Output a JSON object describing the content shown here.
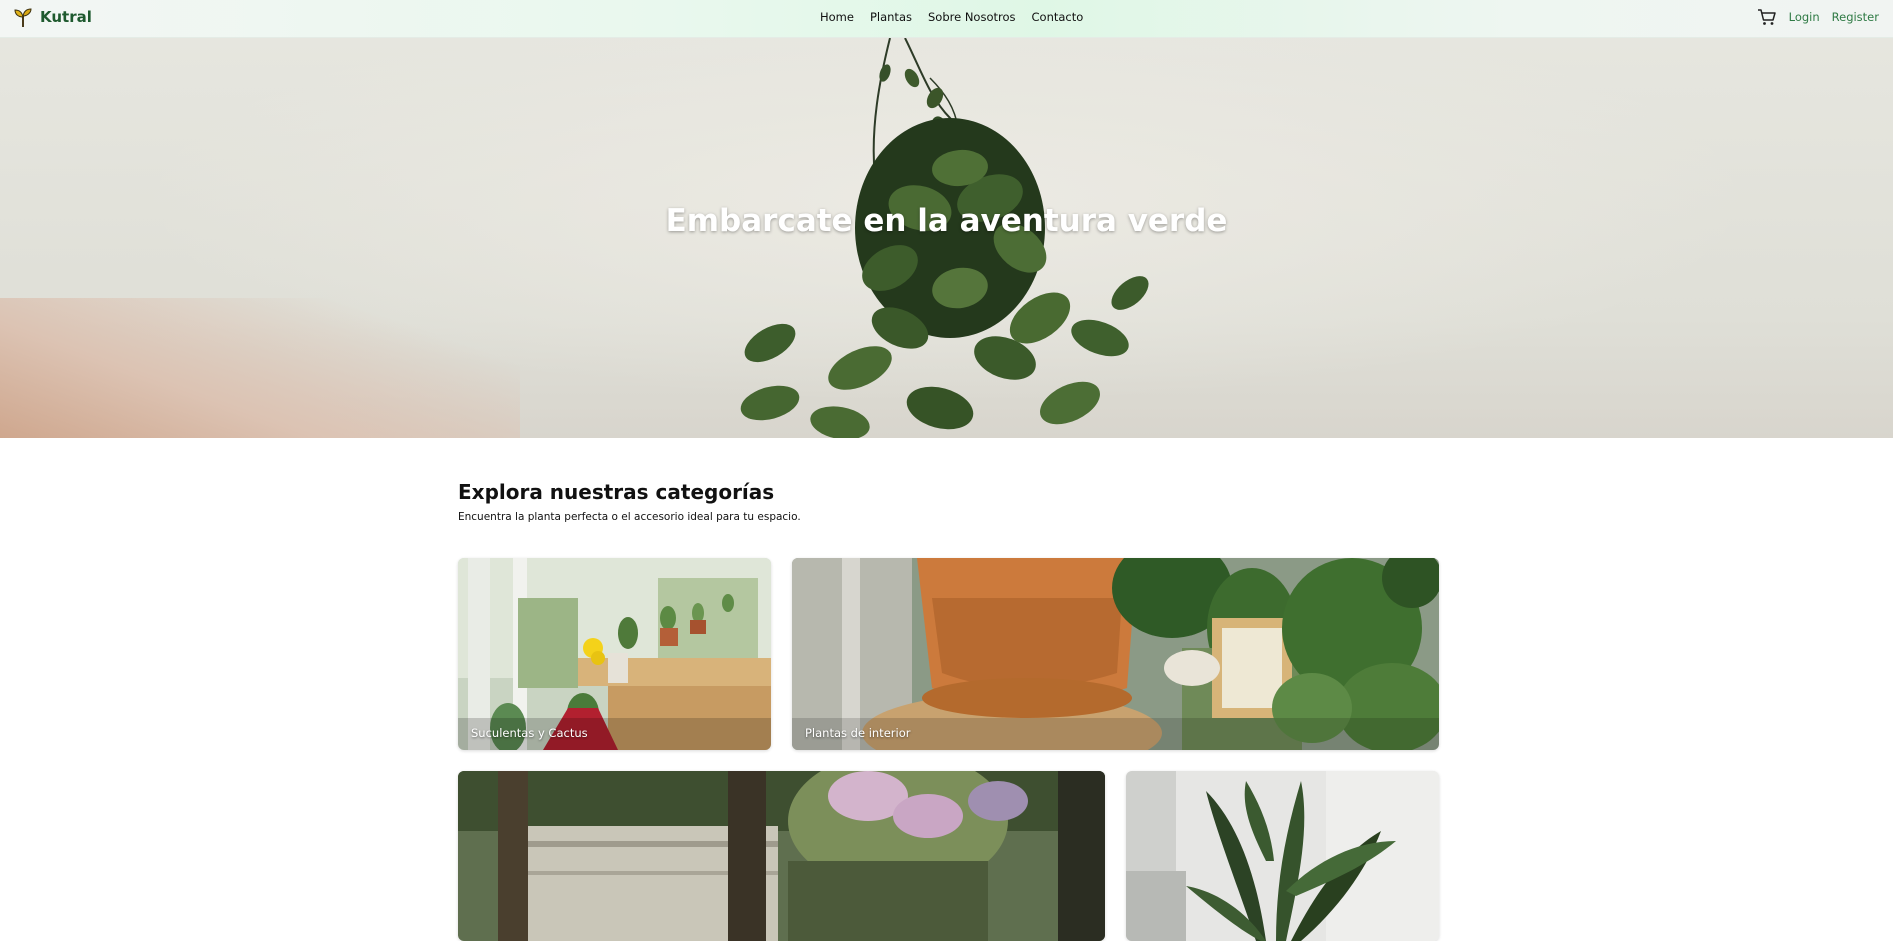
{
  "navbar": {
    "brand": "Kutral",
    "links": [
      "Home",
      "Plantas",
      "Sobre Nosotros",
      "Contacto"
    ],
    "login": "Login",
    "register": "Register",
    "icons": [
      "sprout-logo-icon",
      "cart-icon"
    ]
  },
  "hero": {
    "title": "Embarcate en la aventura verde"
  },
  "categories": {
    "title": "Explora nuestras categorías",
    "subtitle": "Encuentra la planta perfecta o el accesorio ideal para tu espacio.",
    "items": [
      {
        "label": "Suculentas y Cactus"
      },
      {
        "label": "Plantas de interior"
      },
      {
        "label": ""
      },
      {
        "label": ""
      }
    ]
  },
  "colors": {
    "brand": "#1f5a2f",
    "accent": "#2f7a45",
    "navbar_bg": "#e3f7e9"
  }
}
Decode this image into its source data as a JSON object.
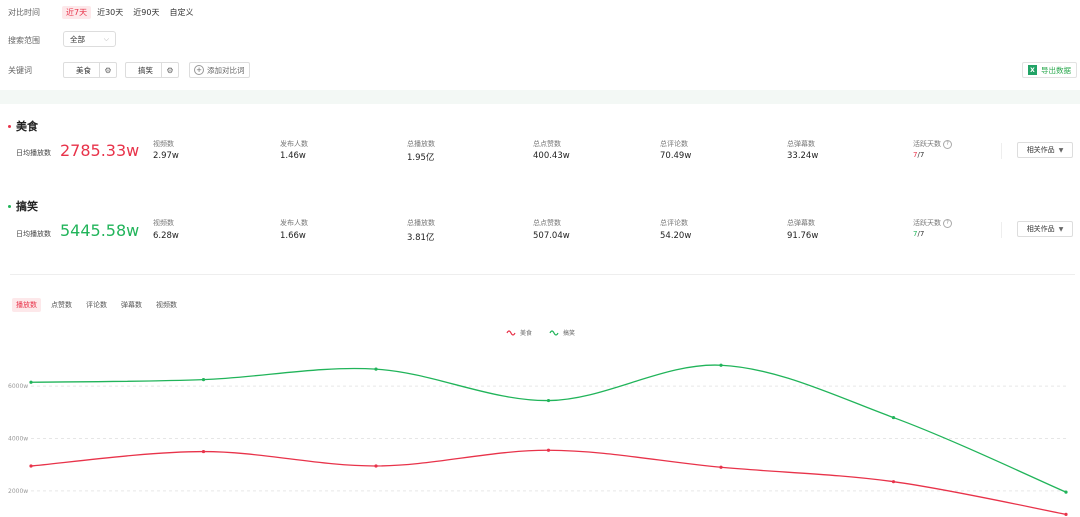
{
  "filters": {
    "time_label": "对比时间",
    "time_options": [
      "近7天",
      "近30天",
      "近90天",
      "自定义"
    ],
    "time_active": 0,
    "scope_label": "搜索范围",
    "scope_value": "全部",
    "keyword_label": "关键词",
    "keywords": [
      "美食",
      "搞笑"
    ],
    "add_keyword": "添加对比词",
    "export": "导出数据"
  },
  "keywords": [
    {
      "name": "美食",
      "color": "#e8334a",
      "avg_label": "日均播放数",
      "avg_value": "2785.33w",
      "metrics": [
        {
          "label": "视频数",
          "value": "2.97w"
        },
        {
          "label": "发布人数",
          "value": "1.46w"
        },
        {
          "label": "总播放数",
          "value": "1.95亿"
        },
        {
          "label": "总点赞数",
          "value": "400.43w"
        },
        {
          "label": "总评论数",
          "value": "70.49w"
        },
        {
          "label": "总弹幕数",
          "value": "33.24w"
        }
      ],
      "active_label": "活跃天数",
      "active_value": "7",
      "active_total": "/7",
      "related": "相关作品"
    },
    {
      "name": "搞笑",
      "color": "#21b45a",
      "avg_label": "日均播放数",
      "avg_value": "5445.58w",
      "metrics": [
        {
          "label": "视频数",
          "value": "6.28w"
        },
        {
          "label": "发布人数",
          "value": "1.66w"
        },
        {
          "label": "总播放数",
          "value": "3.81亿"
        },
        {
          "label": "总点赞数",
          "value": "507.04w"
        },
        {
          "label": "总评论数",
          "value": "54.20w"
        },
        {
          "label": "总弹幕数",
          "value": "91.76w"
        }
      ],
      "active_label": "活跃天数",
      "active_value": "7",
      "active_total": "/7",
      "related": "相关作品"
    }
  ],
  "tabs": [
    "播放数",
    "点赞数",
    "评论数",
    "弹幕数",
    "视频数"
  ],
  "active_tab": 0,
  "chart_data": {
    "type": "line",
    "smooth": true,
    "yticks": [
      "2000w",
      "4000w",
      "6000w"
    ],
    "ytick_values": [
      2000,
      4000,
      6000
    ],
    "ylim": [
      1000,
      7000
    ],
    "grid": true,
    "legend_position": "top-center",
    "x_count": 7,
    "series": [
      {
        "name": "美食",
        "color": "#e8334a",
        "values": [
          2950,
          3500,
          2950,
          3550,
          2900,
          2350,
          1100
        ]
      },
      {
        "name": "搞笑",
        "color": "#21b45a",
        "values": [
          6150,
          6250,
          6650,
          5450,
          6800,
          4800,
          1950
        ]
      }
    ]
  }
}
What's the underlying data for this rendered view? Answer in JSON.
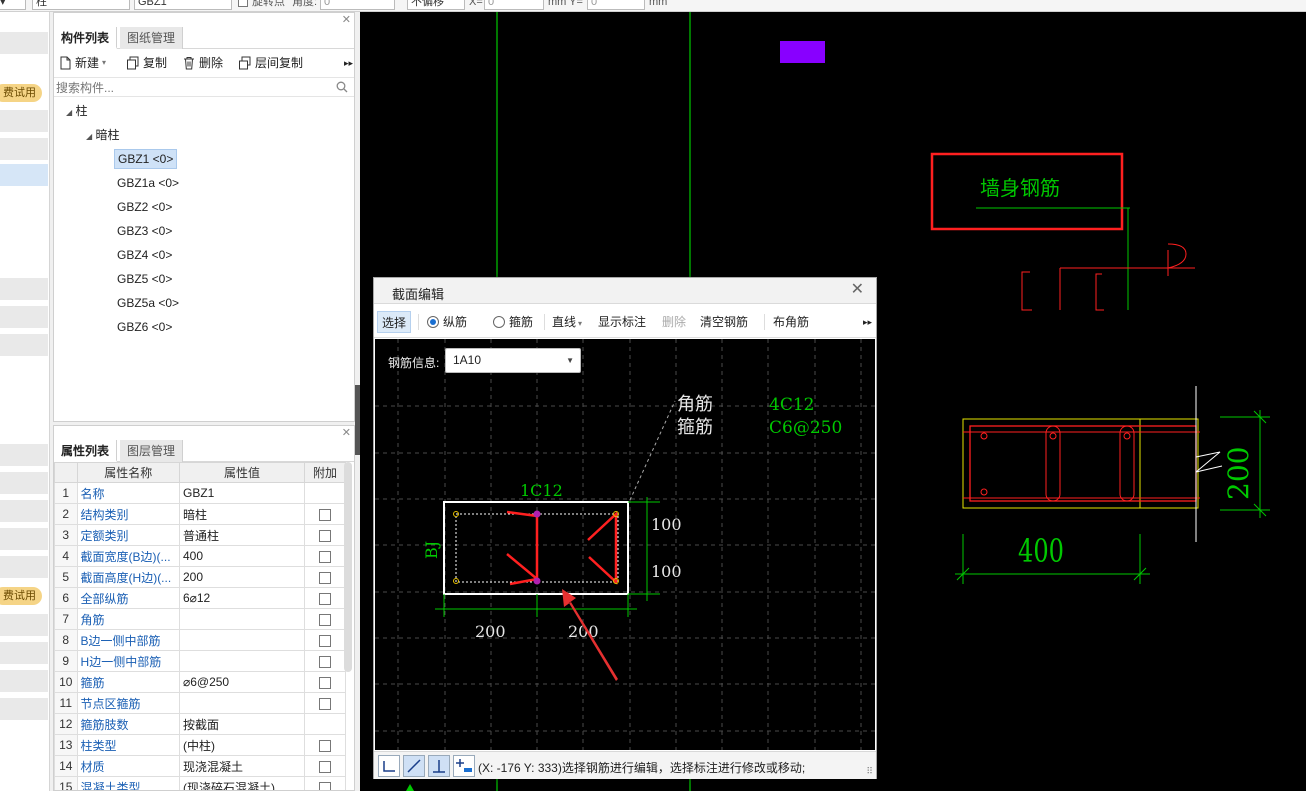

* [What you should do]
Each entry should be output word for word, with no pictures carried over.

* [Task result]
Output a JSON object describing the content shown here.
{
  "navbar": {
    "brand": "Kutral",
    "links": [
      "Home",
      "Plantas",
      "Sobre Nosotros",
      "Contacto"
    ],
    "login": "Login",
    "register": "Register",
    "icons": [
      "sprout-logo-icon",
      "cart-icon"
    ]
  },
  "hero": {
    "title": "Embarcate en la aventura verde"
  },
  "categories": {
    "title": "Explora nuestras categorías",
    "subtitle": "Encuentra la planta perfecta o el accesorio ideal para tu espacio.",
    "items": [
      {
        "label": "Suculentas y Cactus"
      },
      {
        "label": "Plantas de interior"
      },
      {
        "label": ""
      },
      {
        "label": ""
      }
    ]
  },
  "colors": {
    "brand": "#1f5a2f",
    "accent": "#2f7a45",
    "navbar_bg": "#e3f7e9"
  }
}
Decode this image into its source data as a JSON object.
{
  "filters": {
    "time_label": "对比时间",
    "time_options": [
      "近7天",
      "近30天",
      "近90天",
      "自定义"
    ],
    "time_active": 0,
    "scope_label": "搜索范围",
    "scope_value": "全部",
    "keyword_label": "关键词",
    "keywords": [
      "美食",
      "搞笑"
    ],
    "add_keyword": "添加对比词",
    "export": "导出数据"
  },
  "keywords": [
    {
      "name": "美食",
      "color": "#e8334a",
      "avg_label": "日均播放数",
      "avg_value": "2785.33w",
      "metrics": [
        {
          "label": "视频数",
          "value": "2.97w"
        },
        {
          "label": "发布人数",
          "value": "1.46w"
        },
        {
          "label": "总播放数",
          "value": "1.95亿"
        },
        {
          "label": "总点赞数",
          "value": "400.43w"
        },
        {
          "label": "总评论数",
          "value": "70.49w"
        },
        {
          "label": "总弹幕数",
          "value": "33.24w"
        }
      ],
      "active_label": "活跃天数",
      "active_value": "7",
      "active_total": "/7",
      "related": "相关作品"
    },
    {
      "name": "搞笑",
      "color": "#21b45a",
      "avg_label": "日均播放数",
      "avg_value": "5445.58w",
      "metrics": [
        {
          "label": "视频数",
          "value": "6.28w"
        },
        {
          "label": "发布人数",
          "value": "1.66w"
        },
        {
          "label": "总播放数",
          "value": "3.81亿"
        },
        {
          "label": "总点赞数",
          "value": "507.04w"
        },
        {
          "label": "总评论数",
          "value": "54.20w"
        },
        {
          "label": "总弹幕数",
          "value": "91.76w"
        }
      ],
      "active_label": "活跃天数",
      "active_value": "7",
      "active_total": "/7",
      "related": "相关作品"
    }
  ],
  "tabs": [
    "播放数",
    "点赞数",
    "评论数",
    "弹幕数",
    "视频数"
  ],
  "active_tab": 0,
  "chart_data": {
    "type": "line",
    "smooth": true,
    "yticks": [
      "2000w",
      "4000w",
      "6000w"
    ],
    "ytick_values": [
      2000,
      4000,
      6000
    ],
    "ylim": [
      1000,
      7000
    ],
    "grid": true,
    "legend_position": "top-center",
    "x_count": 7,
    "series": [
      {
        "name": "美食",
        "color": "#e8334a",
        "values": [
          2950,
          3500,
          2950,
          3550,
          2900,
          2350,
          1100
        ]
      },
      {
        "name": "搞笑",
        "color": "#21b45a",
        "values": [
          6150,
          6250,
          6650,
          5450,
          6800,
          4800,
          1950
        ]
      }
    ]
  }
}
What's the underlying data for this rendered view? Answer in JSON.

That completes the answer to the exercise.